( The above image belongs to my photo poetry collection: The Water Bride.) There are days when you can walk into my house at any time of the day, and you will think you walk into a page of an interior design magazine. My husband told his coworkers once, that he never knows what color the walls will be when he comes home.
In such times, I can easily complete 3 to 5 studio sets within one weekend. I even create my own photo poetry for each client setting, loving the results. Which is a hard thing to do for any artist who does their own set, costume, make up, hair – next to the initial photography work, lights, etc.
Back in my mid 20’s I had many of those very creative manic phases. Less and less now in my 40’s, where peaks are seldom and lows more frequent. During more manic episodes I was super productive, creative, worked all the time, didn’t sleep much, but nothing crazy ever happened. I produced some of my greatest works in times like that, made good money, lived well and loved my life.
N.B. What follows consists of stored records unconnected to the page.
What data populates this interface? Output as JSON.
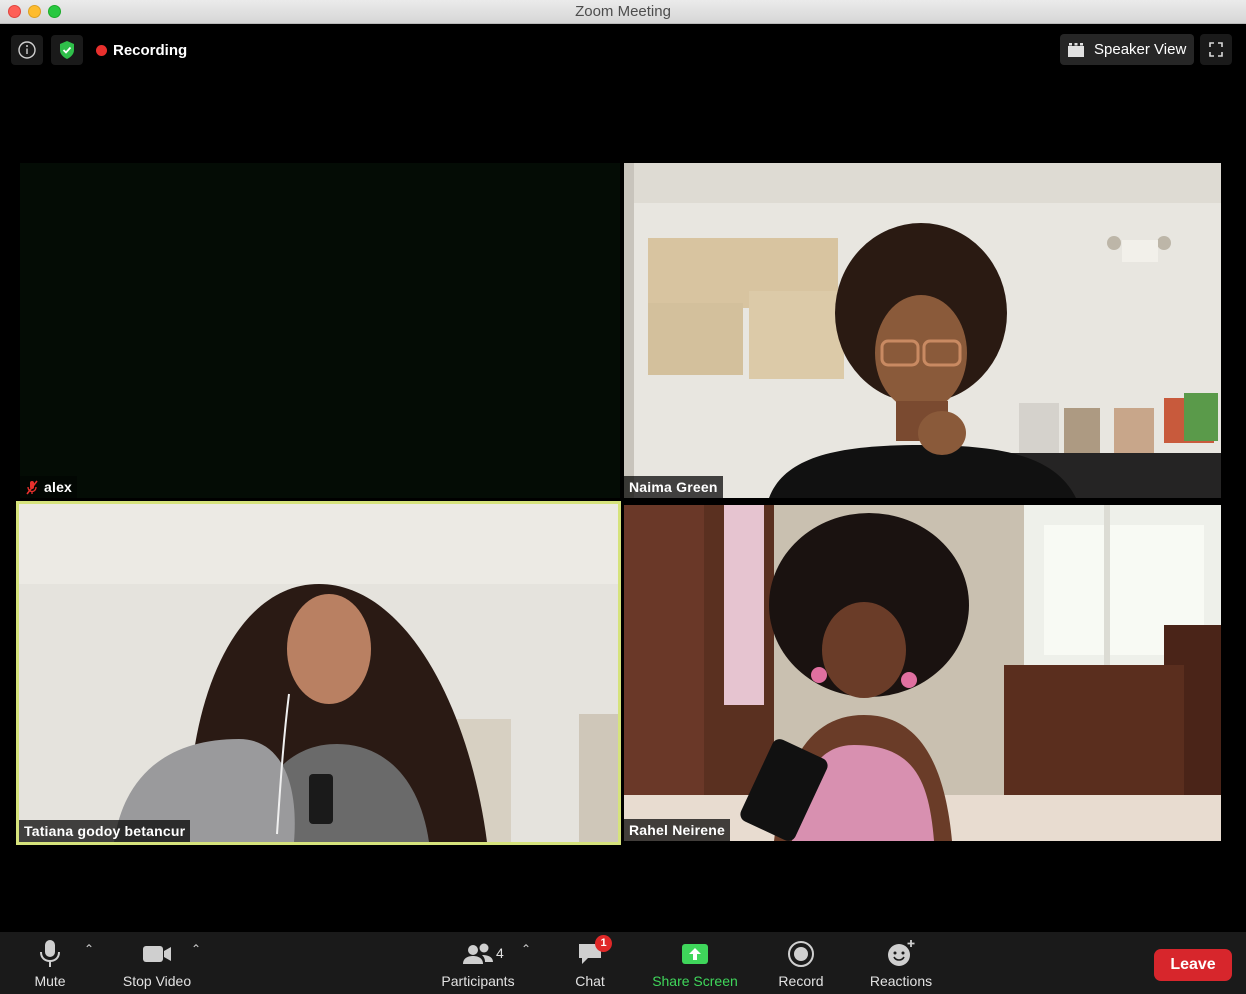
{
  "window": {
    "title": "Zoom Meeting"
  },
  "status": {
    "recording_label": "Recording"
  },
  "view": {
    "speaker_view_label": "Speaker View"
  },
  "participants": [
    {
      "name": "alex",
      "muted": true,
      "video": false
    },
    {
      "name": "Naima Green",
      "muted": false,
      "video": true
    },
    {
      "name": "Tatiana godoy betancur",
      "muted": false,
      "video": true,
      "active_speaker": true
    },
    {
      "name": "Rahel Neirene",
      "muted": false,
      "video": true
    }
  ],
  "toolbar": {
    "mute_label": "Mute",
    "stop_video_label": "Stop Video",
    "participants_label": "Participants",
    "participants_count": "4",
    "chat_label": "Chat",
    "chat_badge": "1",
    "share_label": "Share Screen",
    "record_label": "Record",
    "reactions_label": "Reactions",
    "leave_label": "Leave"
  },
  "colors": {
    "recording_dot": "#e8302d",
    "share_green": "#3fd65b",
    "leave_red": "#d7262c",
    "active_speaker_border": "#d6e37c",
    "security_shield": "#2fbf4a"
  }
}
I was skinny, felt beautiful, fit and full of life. My manic episodes didn’t effect my life the way my dark episodes did. They felt normal. They felt like me. I was in charge, inspired, happy because I was inspired, and in bliss because I was productive and hands on. The results were great, and I was able to handle any project coming my way with joy.
It was to expect that none of those times would last forever. Even if they lasted for a good year or more. I already knew it back then. I knew I would fall deep and hard eventually, and that I would be lost to that world. Where a month before I have held press conferences for our marketing firm, I would soon only be able to recall those times by newspaper clippings and faint memories of better days. That world with all the joys hard work brings with it, its people, accomplishments, reassurance, creativity and prospects would be lost to me. I would be an outcast. The first few days will be ok. People think you have a bad cold or feel under the weather. They still call, and send well wishes. But all that stops eventually, and there is not a thing you can do about it. Which at that point is probably a good thing since you won’t answer phone calls, correspondence, and you will definitely not get the door. Your home becomes a cave, your safety net as much as your personal hell house. You will loath your bed at one point because all you want to do is sleep, which you can’t, but you are always, always tired. So there you are, thinking and thinking, with your head spinning, and your mind dragging you by your hair, further and further down the hallway of a place you know should be off limits. There is a safety switch the body turns on in case of danger or potential death. That switch is gone. Completely fried.
By then the flare up of an episode has already taken away the comfort every-day life with its routines provides. Your income, your dignity, all you valued, loved and needed fades away. The disease robs you of your identity, friendships, your social life, your job. Even those who love you might eventually not be strong enough to endure watching you drown if it’s a bad one. Your abilities, creativity, motivation, inspiration, talents are gone. Next to your appetite your sense of smell, vision, and hearing will be altered. You will hurt in places you never thought you could hurt, because there is simply no explanation for it.
Numbness will take over the joy and excitement for the most simple things in life, like the smell of fresh brewed coffee in the morning, of the earth after the rain. You feel nothing. The absence of all that is not the worst. One would think so.
It’s the absence of God I feel when completely thrown into the depth of what I call Nothing. Because there is nothing. My brain eventually takes me to a complete void. To absolute darkness, where faith has no place, and God doesn’t exist. In your mind there is nothing left but to end it. The logical answer to everything. To free yourself and your loved ones from your miserable, pathetic existence…..
Everything changed after eventually climbing out of this abyss, especially for those who make it through severe episodes like that many times. They come back differently and there are many great examples in history one can read up on.
It is weird, but I can see it in people’s eyes. Like from a war zone, they don’t look the same. I feel connected to them because they know. There is no need to hide, no need to act and we can just be. It is liberating and wonderful to talk without the usual sad or shocked looks. Because there isn’t anything you have to say. The nonchalant I am – so – sorry expressions or words are not nessecary. Just looking at one another makes us realize that we are of the lucky ones. We made it out.